When queried by the Lords’ EU Affairs Sub-Committee on the changes they would like to observe after Brexit, the experts stated that as a starting point: "they would like to see the GDPR in operation to an acceptable level". It was also highlighted that the GDPR provides a good framework for business in terms of handling personal data and provides further protection for the consumer.
The government faced questions from the Lords’ committee earlier this year on how the UK will deal with the free flow of data between the UK and EU post-Brexit. The UK's digital minister, Mark Hancock, confirmed in the article that the Government will replace the 1998 Data Protection Act with GDPR-like legislation. However, they warned that it may take two to three years before the EC decide that the UK has an adequate data protection regime.
Ultimately, the UK’s data protection laws could prove to be a major stumbling block to gaining an adequacy ruling, especially in terms of the UK’s approach to mass surveillance and data retention practices under the Investigatory Powers Act. One school of thought is that the UK may need to sign up to a Privacy Shield of its own like the one currently held by the US for transatlantic data flows between the EU and the US.
As reported by Computer Weekly, further information can be found here.
Report reveals local councils' failure to provide adequate PIAs on body worn camera usage
Big Brother Watch, a data privacy rights campaign group, has stated that some UK councils are failing to complete privacy impact assessments (PIAs) on the usage of body-worn cameras (BWCs). According to the group, BWCs have been issued by over half of all UK councils to officials recording parking penalties with inadequate assessments being made on the impact on people’s privacy.
New research suggests that BWCs are being deployed by the majority of councils in the UK (66%) before a PIA has been completed. Furthermore, 21% of local authorities are storing footage for more than the 31 day time limit that is adhered to by the police forces.
In the report, it was found that 54% of the 227 local authorities are currently using or piloting BWC technology to catch minor offences such as littering and violating parking rules. This has accumulated estimated costs of nearly £1.8 million.

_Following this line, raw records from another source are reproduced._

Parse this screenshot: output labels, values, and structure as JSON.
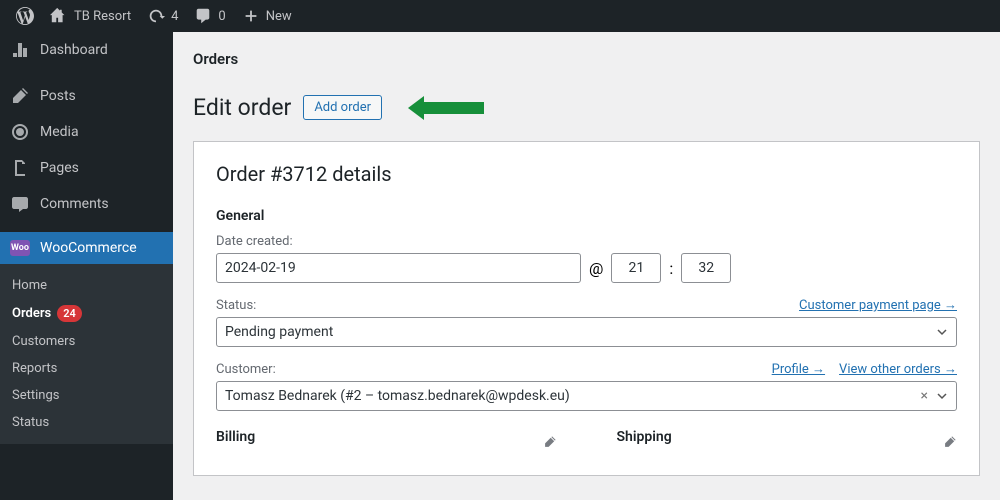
{
  "adminbar": {
    "site": "TB Resort",
    "updates": "4",
    "comments": "0",
    "new": "New"
  },
  "sidebar": {
    "dashboard": "Dashboard",
    "posts": "Posts",
    "media": "Media",
    "pages": "Pages",
    "comments": "Comments",
    "woocommerce": "WooCommerce",
    "sub": {
      "home": "Home",
      "orders": "Orders",
      "orders_badge": "24",
      "customers": "Customers",
      "reports": "Reports",
      "settings": "Settings",
      "status": "Status"
    }
  },
  "crumb": "Orders",
  "title": "Edit order",
  "add_order": "Add order",
  "panel_title": "Order #3712 details",
  "general": {
    "heading": "General",
    "date_label": "Date created:",
    "date": "2024-02-19",
    "at": "@",
    "hour": "21",
    "sep": ":",
    "minute": "32",
    "status_label": "Status:",
    "status_value": "Pending payment",
    "payment_page": "Customer payment page →",
    "customer_label": "Customer:",
    "profile": "Profile →",
    "view_orders": "View other orders →",
    "customer_value": "Tomasz Bednarek (#2 – tomasz.bednarek@wpdesk.eu)"
  },
  "billing": "Billing",
  "shipping": "Shipping"
}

More than half of councils are failing to consider the implications of using BWCs, the data that is being captured and how this data is being protected and stored. Organisations are advised to review the BWC Steering Group's guidelines and procedures which are freely available online.
Big Brother Watch CEO Renate Samson provided the following statement in the article:

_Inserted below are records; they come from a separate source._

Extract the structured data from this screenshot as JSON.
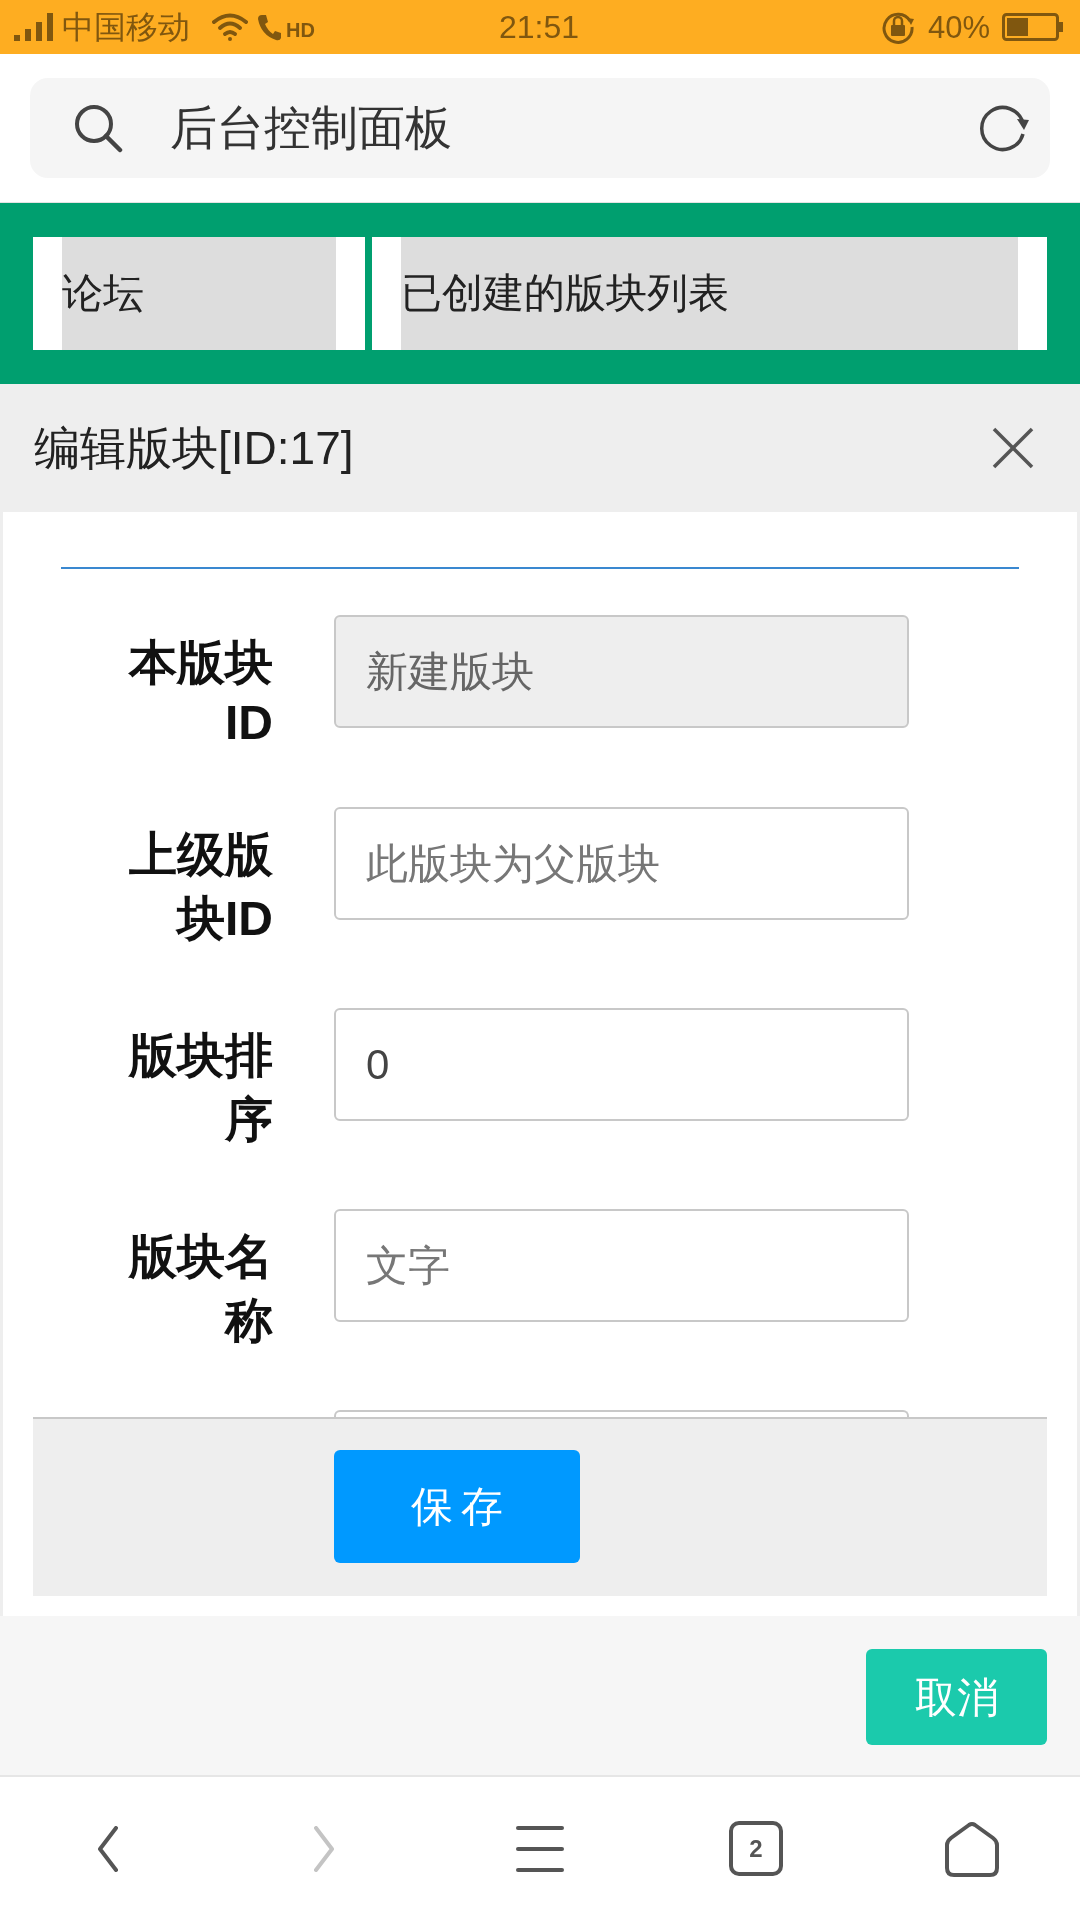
{
  "status_bar": {
    "carrier": "中国移动",
    "call_badge": "HD",
    "time": "21:51",
    "battery": "40%"
  },
  "address_bar": {
    "title": "后台控制面板"
  },
  "tabs": [
    {
      "label": "论坛"
    },
    {
      "label": "已创建的版块列表"
    }
  ],
  "modal": {
    "title": "编辑版块[ID:17]",
    "fields": [
      {
        "kind": "readonly",
        "label": "本版块ID",
        "value": "新建版块"
      },
      {
        "kind": "input",
        "label": "上级版块ID",
        "placeholder": "此版块为父版块"
      },
      {
        "kind": "input",
        "label": "版块排序",
        "value": "0"
      },
      {
        "kind": "input",
        "label": "版块名称",
        "placeholder": "文字"
      },
      {
        "kind": "cut"
      }
    ],
    "save_button": "保存"
  },
  "cancel_button": "取消",
  "bottom_nav": [
    {
      "kind": "back",
      "disabled": false
    },
    {
      "kind": "forward",
      "disabled": true
    },
    {
      "kind": "menu",
      "disabled": false
    },
    {
      "kind": "tabs",
      "count": "2",
      "disabled": false
    },
    {
      "kind": "home",
      "disabled": false
    }
  ]
}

"Despite repeated warnings about misuse of surveillance powers we have found that once again councils are choosing to use powerful law enforcement tools with little consideration for privacy."
As reported by IT Pro, further information can be found here.
For guidance on BWCs please visit the BWC Steering Group's website here.
Partner, Commercial and Data Protection & Head of Data